Etinosa’s statement has been specifically focused on examining the impact of false accusations of witchcraft on the mental health of children, women, and elderly individuals.
In an advocacy campaign meeting held on Thursday in Calabar, the Cross River State capital, the group calls for urgent collaborative efforts to curb the menace of branded witches and wizards in the society.
The group uses the pilot states, Akwa Ibom and Cross River State to open up their awareness campaign for the immediate call.
Etinosa’s advocacy is part of a larger exhibition that strives to address the often-overlooked issue of false witchcraft accusations and its detrimental effects on the mental well-being of targeted individuals.
Collaborating closely with survivors, this chapter of the exhibition focuses specifically on the profound psychological impact these accusations have had on their lives.
Survivors of false witchcraft allegations frequently endure severe emotional trauma, leading to anxiety, depression, and even Post-Traumatic Stress Disorder (PTSD). However, support systems to aid in their recovery are severely lacking, leaving survivors to grapple with their mental health struggles largely unaided.
In an interview, Etinosa stated, “In our research carried out in the two pilot states, Cross River and Akwa Ibom states, in 2021 and after that, I knew that I have to come back, while I do not have data, but I tell you that among all the states that witchcraft hunt happens, especially from my findings, it’s one state that heightening several witchcraft accusations, killings, torture of both children and women and adults are happening and of cause, in Akwa Ibom”
“There was a time that there were the heightened amount of people that were being branded as witches children, adults, and elderly people, these two states where it has been height, especially in Cross River state, and see how we can dialogue”.
Etinosa further stated: “First of all, we need to let people understand the impact of this accusation, this torture, killings on the mental health of the people and advocate for the access for psycho-social support for the survivors but more importantly, to get the government to start to do the right, to start to take witchcraft accusations as a real issue that is causing their lives, endangering older people, because it looks like when you are being sold in Nigeria, you happen to be tagged as a witch most especially in this region” she stressed.

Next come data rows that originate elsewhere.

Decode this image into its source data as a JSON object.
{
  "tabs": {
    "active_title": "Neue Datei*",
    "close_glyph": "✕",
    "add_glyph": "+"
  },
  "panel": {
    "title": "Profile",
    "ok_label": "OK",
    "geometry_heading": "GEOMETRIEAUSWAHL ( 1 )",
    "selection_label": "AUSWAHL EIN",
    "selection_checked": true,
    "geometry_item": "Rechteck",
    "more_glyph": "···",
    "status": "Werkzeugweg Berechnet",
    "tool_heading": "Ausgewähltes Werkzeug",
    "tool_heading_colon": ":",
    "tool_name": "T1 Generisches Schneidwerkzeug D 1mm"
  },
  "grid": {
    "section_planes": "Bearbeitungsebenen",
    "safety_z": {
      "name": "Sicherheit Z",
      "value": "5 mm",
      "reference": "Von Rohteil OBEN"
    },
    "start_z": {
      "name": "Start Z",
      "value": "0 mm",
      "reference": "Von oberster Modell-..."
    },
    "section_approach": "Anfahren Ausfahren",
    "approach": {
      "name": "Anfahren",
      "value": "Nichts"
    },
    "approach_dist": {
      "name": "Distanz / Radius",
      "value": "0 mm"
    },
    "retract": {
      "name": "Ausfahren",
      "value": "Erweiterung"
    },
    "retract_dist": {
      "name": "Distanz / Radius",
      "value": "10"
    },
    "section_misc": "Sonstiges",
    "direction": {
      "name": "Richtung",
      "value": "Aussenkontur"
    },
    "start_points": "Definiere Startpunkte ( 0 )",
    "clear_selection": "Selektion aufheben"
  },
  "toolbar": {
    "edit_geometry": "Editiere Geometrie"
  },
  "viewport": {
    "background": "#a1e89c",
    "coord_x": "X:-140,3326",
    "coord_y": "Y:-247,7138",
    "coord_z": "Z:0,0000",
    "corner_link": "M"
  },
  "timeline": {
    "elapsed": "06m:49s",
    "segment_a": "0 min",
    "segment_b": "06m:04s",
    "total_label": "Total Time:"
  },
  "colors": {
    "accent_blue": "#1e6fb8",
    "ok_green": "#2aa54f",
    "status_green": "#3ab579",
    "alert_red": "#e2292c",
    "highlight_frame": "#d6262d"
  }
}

On her final note, Etinosa noted, “What I hoping for is that first of all, is to understand that when atrocities happen, we tend to focus on the physicality of it but there is something that happens psychologically to these people. Every time that you tag your child as witches and wizards, just know that you are damaging the psyche of the child, so it is for us to start paying attention to the mental health of the people”
“Government should take the responsibility and enforce laws which would checkmate the menace and awareness should be raised to put an end to this practice”
In his contribution, Barr. James Ibor, the Co-founder of Basic Right Counsel Initiative, (BRCI) commended the organizer of the Advocacy project, “It’s All In My Head” and suggested that the effort will pave the way for justice for the deprived.
He said, “In collaboration with the National Geographic Explorer, Etinosa …. For this project called “it’s all in my head”. At the end of what just started today, I have started seeing it just as the onion has layers, it has started unfolding, and I have seen the onion effect. I saw people weeping after going through the pictures, scriptures, stories, and art made life and I am happy the effect is on already. People are already relating to the sculptures and a lot of survivors, a lot of victims have not gotten justice” Barr. Ibor stressed.
Through her thought-provoking statement, Etinosa seeks to raise awareness about the urgent need for psycho-social support services tailored to the unique needs of survivors.
Her advocacy calls upon relevant authorities, particularly government of all levels, mental health professionals, and the wider public to acknowledge this issue and work collaboratively to establish accessible and comprehensive support networks.
Etinosa stresses the need to create a safe space for survivors to share their experiences, heal, and rebuild their lives. Psycho-social support programs should focus on providing survivor-centered care, including counseling, trauma-informed therapy, and community support networks.
By raising awareness of the mental health implications of false accusations of witchcraft, Yyvone’s bold advocacy statement aims to challenge societal perceptions and foster empathy and compassion towards those affected.
The statement serves as a wake-up call to action, urging the government of all levels, policymakers, and communities to prioritize the implementation of inclusive and accessible psycho-social support services.
As the exhibition continues to provoke dialogue and promote understanding, Etinosa Yyvone’s powerful advocacy statement “It Is All In My Head” catalyzes change. By ensuring immediate access to psycho-social support for survivors, we can begin to address the long-standing injustice of false witchcraft allegations and alleviate their profound impact on the mental health of the affected individuals.